Copy the data exactly as it appears, and do not include any pictures.

Data extracted from a collection.
*****
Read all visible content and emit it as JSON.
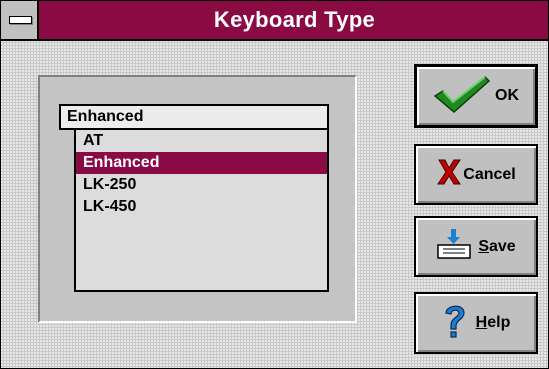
{
  "window": {
    "title": "Keyboard Type"
  },
  "combo": {
    "value": "Enhanced"
  },
  "list": {
    "items": [
      "AT",
      "Enhanced",
      "LK-250",
      "LK-450"
    ],
    "selected": "Enhanced"
  },
  "buttons": {
    "ok": {
      "label": "OK"
    },
    "cancel": {
      "label": "Cancel"
    },
    "save": {
      "mnemonic": "S",
      "rest": "ave"
    },
    "help": {
      "mnemonic": "H",
      "rest": "elp"
    }
  },
  "colors": {
    "titlebar": "#8a0a43",
    "selection": "#8a0a43",
    "check_green": "#1f8a1f",
    "cancel_red": "#c00000",
    "help_blue": "#1e7fd0"
  }
}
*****
Expected answer.
Read all visible content and emit it as JSON.
{
  "window": {
    "title": "Keyboard Type"
  },
  "combo": {
    "value": "Enhanced"
  },
  "list": {
    "items": [
      "AT",
      "Enhanced",
      "LK-250",
      "LK-450"
    ],
    "selected": "Enhanced"
  },
  "buttons": {
    "ok": {
      "label": "OK"
    },
    "cancel": {
      "label": "Cancel"
    },
    "save": {
      "mnemonic": "S",
      "rest": "ave"
    },
    "help": {
      "mnemonic": "H",
      "rest": "elp"
    }
  },
  "colors": {
    "titlebar": "#8a0a43",
    "selection": "#8a0a43",
    "check_green": "#1f8a1f",
    "cancel_red": "#c00000",
    "help_blue": "#1e7fd0"
  }
}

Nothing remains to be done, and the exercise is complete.